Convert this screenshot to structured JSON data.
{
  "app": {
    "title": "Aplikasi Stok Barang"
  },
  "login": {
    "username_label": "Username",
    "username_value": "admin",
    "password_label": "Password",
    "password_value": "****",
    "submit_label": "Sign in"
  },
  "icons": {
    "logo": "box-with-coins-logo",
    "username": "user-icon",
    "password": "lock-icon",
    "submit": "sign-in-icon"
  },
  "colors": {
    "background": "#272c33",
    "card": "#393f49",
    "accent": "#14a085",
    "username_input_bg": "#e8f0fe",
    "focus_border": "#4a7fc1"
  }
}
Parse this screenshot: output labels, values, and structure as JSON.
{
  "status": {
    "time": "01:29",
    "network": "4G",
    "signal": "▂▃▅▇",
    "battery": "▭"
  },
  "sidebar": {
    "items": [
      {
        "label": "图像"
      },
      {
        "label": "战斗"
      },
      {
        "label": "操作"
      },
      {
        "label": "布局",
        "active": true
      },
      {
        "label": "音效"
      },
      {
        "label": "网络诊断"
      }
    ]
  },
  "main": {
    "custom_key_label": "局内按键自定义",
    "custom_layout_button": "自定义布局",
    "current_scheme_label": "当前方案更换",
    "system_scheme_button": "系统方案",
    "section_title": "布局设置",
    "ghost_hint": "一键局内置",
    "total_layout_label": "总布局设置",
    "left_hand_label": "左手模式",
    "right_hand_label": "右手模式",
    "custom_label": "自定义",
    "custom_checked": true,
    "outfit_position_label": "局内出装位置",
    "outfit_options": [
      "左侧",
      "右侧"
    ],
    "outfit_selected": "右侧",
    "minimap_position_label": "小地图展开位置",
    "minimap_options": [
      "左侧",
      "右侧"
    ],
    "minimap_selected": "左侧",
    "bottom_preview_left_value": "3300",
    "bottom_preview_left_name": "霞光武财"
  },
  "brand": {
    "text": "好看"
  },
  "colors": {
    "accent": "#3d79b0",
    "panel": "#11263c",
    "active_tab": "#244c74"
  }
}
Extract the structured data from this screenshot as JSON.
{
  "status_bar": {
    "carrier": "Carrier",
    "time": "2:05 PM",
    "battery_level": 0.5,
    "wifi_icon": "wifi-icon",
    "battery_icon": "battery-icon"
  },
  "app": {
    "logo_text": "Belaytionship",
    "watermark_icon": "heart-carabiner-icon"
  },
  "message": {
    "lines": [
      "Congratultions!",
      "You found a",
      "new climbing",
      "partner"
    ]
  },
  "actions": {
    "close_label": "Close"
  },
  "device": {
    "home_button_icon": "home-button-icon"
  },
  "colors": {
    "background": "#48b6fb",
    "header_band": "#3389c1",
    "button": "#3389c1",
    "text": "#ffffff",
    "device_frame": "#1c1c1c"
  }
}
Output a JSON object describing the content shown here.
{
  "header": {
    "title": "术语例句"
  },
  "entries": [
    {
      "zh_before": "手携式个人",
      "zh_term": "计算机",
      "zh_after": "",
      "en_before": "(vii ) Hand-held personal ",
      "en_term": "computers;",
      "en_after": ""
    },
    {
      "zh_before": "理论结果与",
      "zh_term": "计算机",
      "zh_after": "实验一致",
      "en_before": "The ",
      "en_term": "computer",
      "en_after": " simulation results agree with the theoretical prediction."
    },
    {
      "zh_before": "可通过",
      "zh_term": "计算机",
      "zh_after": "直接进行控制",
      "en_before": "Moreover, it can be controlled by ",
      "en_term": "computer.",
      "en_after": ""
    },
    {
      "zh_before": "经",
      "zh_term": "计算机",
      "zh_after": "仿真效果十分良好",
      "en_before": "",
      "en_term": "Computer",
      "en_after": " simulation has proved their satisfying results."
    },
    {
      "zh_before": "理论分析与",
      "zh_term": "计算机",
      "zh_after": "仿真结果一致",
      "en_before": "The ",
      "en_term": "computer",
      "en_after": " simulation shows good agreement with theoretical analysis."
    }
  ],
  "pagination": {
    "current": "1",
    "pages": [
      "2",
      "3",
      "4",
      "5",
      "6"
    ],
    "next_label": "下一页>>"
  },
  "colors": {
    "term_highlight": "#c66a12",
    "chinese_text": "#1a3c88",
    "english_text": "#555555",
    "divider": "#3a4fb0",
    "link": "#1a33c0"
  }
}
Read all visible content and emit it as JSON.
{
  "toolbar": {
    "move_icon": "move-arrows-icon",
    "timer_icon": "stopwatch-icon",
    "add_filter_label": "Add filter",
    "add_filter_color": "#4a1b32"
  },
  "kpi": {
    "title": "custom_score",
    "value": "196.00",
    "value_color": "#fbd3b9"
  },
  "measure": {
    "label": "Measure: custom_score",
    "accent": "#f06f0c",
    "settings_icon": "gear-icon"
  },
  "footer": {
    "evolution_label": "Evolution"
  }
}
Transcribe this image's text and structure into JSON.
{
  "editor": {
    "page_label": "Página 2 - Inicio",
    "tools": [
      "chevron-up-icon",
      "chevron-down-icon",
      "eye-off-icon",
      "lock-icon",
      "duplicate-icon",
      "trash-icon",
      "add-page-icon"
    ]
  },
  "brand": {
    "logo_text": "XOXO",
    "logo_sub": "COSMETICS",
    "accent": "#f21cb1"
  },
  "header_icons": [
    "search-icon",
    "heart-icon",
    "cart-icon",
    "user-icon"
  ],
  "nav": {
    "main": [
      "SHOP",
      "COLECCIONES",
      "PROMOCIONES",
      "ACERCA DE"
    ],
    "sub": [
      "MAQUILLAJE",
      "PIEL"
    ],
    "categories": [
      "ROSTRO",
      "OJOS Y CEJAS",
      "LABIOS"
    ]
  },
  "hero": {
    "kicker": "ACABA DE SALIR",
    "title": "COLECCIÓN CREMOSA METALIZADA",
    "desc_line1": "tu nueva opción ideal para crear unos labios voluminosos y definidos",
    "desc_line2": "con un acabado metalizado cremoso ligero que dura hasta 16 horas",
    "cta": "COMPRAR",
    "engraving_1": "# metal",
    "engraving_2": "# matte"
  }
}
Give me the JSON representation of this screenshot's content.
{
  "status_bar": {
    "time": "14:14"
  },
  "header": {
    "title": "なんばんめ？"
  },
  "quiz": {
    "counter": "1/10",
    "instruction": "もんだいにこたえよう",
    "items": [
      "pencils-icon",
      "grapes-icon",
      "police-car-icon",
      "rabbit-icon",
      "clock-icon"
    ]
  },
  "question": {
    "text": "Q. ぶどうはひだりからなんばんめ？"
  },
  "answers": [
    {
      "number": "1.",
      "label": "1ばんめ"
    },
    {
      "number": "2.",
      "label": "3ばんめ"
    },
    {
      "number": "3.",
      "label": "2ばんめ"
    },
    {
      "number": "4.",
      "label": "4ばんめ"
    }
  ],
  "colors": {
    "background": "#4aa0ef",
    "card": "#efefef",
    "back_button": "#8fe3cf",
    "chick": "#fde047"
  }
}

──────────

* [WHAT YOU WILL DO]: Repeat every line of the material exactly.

* [RESULT]:
Convert this screenshot to structured JSON data.
{
  "app": {
    "title": "Aplikasi Stok Barang"
  },
  "login": {
    "username_label": "Username",
    "username_value": "admin",
    "password_label": "Password",
    "password_value": "****",
    "submit_label": "Sign in"
  },
  "icons": {
    "logo": "box-with-coins-logo",
    "username": "user-icon",
    "password": "lock-icon",
    "submit": "sign-in-icon"
  },
  "colors": {
    "background": "#272c33",
    "card": "#393f49",
    "accent": "#14a085",
    "username_input_bg": "#e8f0fe",
    "focus_border": "#4a7fc1"
  }
}
Parse this screenshot: output labels, values, and structure as JSON.
{
  "status": {
    "time": "01:29",
    "network": "4G",
    "signal": "▂▃▅▇",
    "battery": "▭"
  },
  "sidebar": {
    "items": [
      {
        "label": "图像"
      },
      {
        "label": "战斗"
      },
      {
        "label": "操作"
      },
      {
        "label": "布局",
        "active": true
      },
      {
        "label": "音效"
      },
      {
        "label": "网络诊断"
      }
    ]
  },
  "main": {
    "custom_key_label": "局内按键自定义",
    "custom_layout_button": "自定义布局",
    "current_scheme_label": "当前方案更换",
    "system_scheme_button": "系统方案",
    "section_title": "布局设置",
    "ghost_hint": "一键局内置",
    "total_layout_label": "总布局设置",
    "left_hand_label": "左手模式",
    "right_hand_label": "右手模式",
    "custom_label": "自定义",
    "custom_checked": true,
    "outfit_position_label": "局内出装位置",
    "outfit_options": [
      "左侧",
      "右侧"
    ],
    "outfit_selected": "右侧",
    "minimap_position_label": "小地图展开位置",
    "minimap_options": [
      "左侧",
      "右侧"
    ],
    "minimap_selected": "左侧",
    "bottom_preview_left_value": "3300",
    "bottom_preview_left_name": "霞光武财"
  },
  "brand": {
    "text": "好看"
  },
  "colors": {
    "accent": "#3d79b0",
    "panel": "#11263c",
    "active_tab": "#244c74"
  }
}
Extract the structured data from this screenshot as JSON.
{
  "status_bar": {
    "carrier": "Carrier",
    "time": "2:05 PM",
    "battery_level": 0.5,
    "wifi_icon": "wifi-icon",
    "battery_icon": "battery-icon"
  },
  "app": {
    "logo_text": "Belaytionship",
    "watermark_icon": "heart-carabiner-icon"
  },
  "message": {
    "lines": [
      "Congratultions!",
      "You found a",
      "new climbing",
      "partner"
    ]
  },
  "actions": {
    "close_label": "Close"
  },
  "device": {
    "home_button_icon": "home-button-icon"
  },
  "colors": {
    "background": "#48b6fb",
    "header_band": "#3389c1",
    "button": "#3389c1",
    "text": "#ffffff",
    "device_frame": "#1c1c1c"
  }
}
Output a JSON object describing the content shown here.
{
  "header": {
    "title": "术语例句"
  },
  "entries": [
    {
      "zh_before": "手携式个人",
      "zh_term": "计算机",
      "zh_after": "",
      "en_before": "(vii ) Hand-held personal ",
      "en_term": "computers;",
      "en_after": ""
    },
    {
      "zh_before": "理论结果与",
      "zh_term": "计算机",
      "zh_after": "实验一致",
      "en_before": "The ",
      "en_term": "computer",
      "en_after": " simulation results agree with the theoretical prediction."
    },
    {
      "zh_before": "可通过",
      "zh_term": "计算机",
      "zh_after": "直接进行控制",
      "en_before": "Moreover, it can be controlled by ",
      "en_term": "computer.",
      "en_after": ""
    },
    {
      "zh_before": "经",
      "zh_term": "计算机",
      "zh_after": "仿真效果十分良好",
      "en_before": "",
      "en_term": "Computer",
      "en_after": " simulation has proved their satisfying results."
    },
    {
      "zh_before": "理论分析与",
      "zh_term": "计算机",
      "zh_after": "仿真结果一致",
      "en_before": "The ",
      "en_term": "computer",
      "en_after": " simulation shows good agreement with theoretical analysis."
    }
  ],
  "pagination": {
    "current": "1",
    "pages": [
      "2",
      "3",
      "4",
      "5",
      "6"
    ],
    "next_label": "下一页>>"
  },
  "colors": {
    "term_highlight": "#c66a12",
    "chinese_text": "#1a3c88",
    "english_text": "#555555",
    "divider": "#3a4fb0",
    "link": "#1a33c0"
  }
}
Read all visible content and emit it as JSON.
{
  "toolbar": {
    "move_icon": "move-arrows-icon",
    "timer_icon": "stopwatch-icon",
    "add_filter_label": "Add filter",
    "add_filter_color": "#4a1b32"
  },
  "kpi": {
    "title": "custom_score",
    "value": "196.00",
    "value_color": "#fbd3b9"
  },
  "measure": {
    "label": "Measure: custom_score",
    "accent": "#f06f0c",
    "settings_icon": "gear-icon"
  },
  "footer": {
    "evolution_label": "Evolution"
  }
}
Transcribe this image's text and structure into JSON.
{
  "editor": {
    "page_label": "Página 2 - Inicio",
    "tools": [
      "chevron-up-icon",
      "chevron-down-icon",
      "eye-off-icon",
      "lock-icon",
      "duplicate-icon",
      "trash-icon",
      "add-page-icon"
    ]
  },
  "brand": {
    "logo_text": "XOXO",
    "logo_sub": "COSMETICS",
    "accent": "#f21cb1"
  },
  "header_icons": [
    "search-icon",
    "heart-icon",
    "cart-icon",
    "user-icon"
  ],
  "nav": {
    "main": [
      "SHOP",
      "COLECCIONES",
      "PROMOCIONES",
      "ACERCA DE"
    ],
    "sub": [
      "MAQUILLAJE",
      "PIEL"
    ],
    "categories": [
      "ROSTRO",
      "OJOS Y CEJAS",
      "LABIOS"
    ]
  },
  "hero": {
    "kicker": "ACABA DE SALIR",
    "title": "COLECCIÓN CREMOSA METALIZADA",
    "desc_line1": "tu nueva opción ideal para crear unos labios voluminosos y definidos",
    "desc_line2": "con un acabado metalizado cremoso ligero que dura hasta 16 horas",
    "cta": "COMPRAR",
    "engraving_1": "# metal",
    "engraving_2": "# matte"
  }
}
Give me the JSON representation of this screenshot's content.
{
  "status_bar": {
    "time": "14:14"
  },
  "header": {
    "title": "なんばんめ？"
  },
  "quiz": {
    "counter": "1/10",
    "instruction": "もんだいにこたえよう",
    "items": [
      "pencils-icon",
      "grapes-icon",
      "police-car-icon",
      "rabbit-icon",
      "clock-icon"
    ]
  },
  "question": {
    "text": "Q. ぶどうはひだりからなんばんめ？"
  },
  "answers": [
    {
      "number": "1.",
      "label": "1ばんめ"
    },
    {
      "number": "2.",
      "label": "3ばんめ"
    },
    {
      "number": "3.",
      "label": "2ばんめ"
    },
    {
      "number": "4.",
      "label": "4ばんめ"
    }
  ],
  "colors": {
    "background": "#4aa0ef",
    "card": "#efefef",
    "back_button": "#8fe3cf",
    "chick": "#fde047"
  }
}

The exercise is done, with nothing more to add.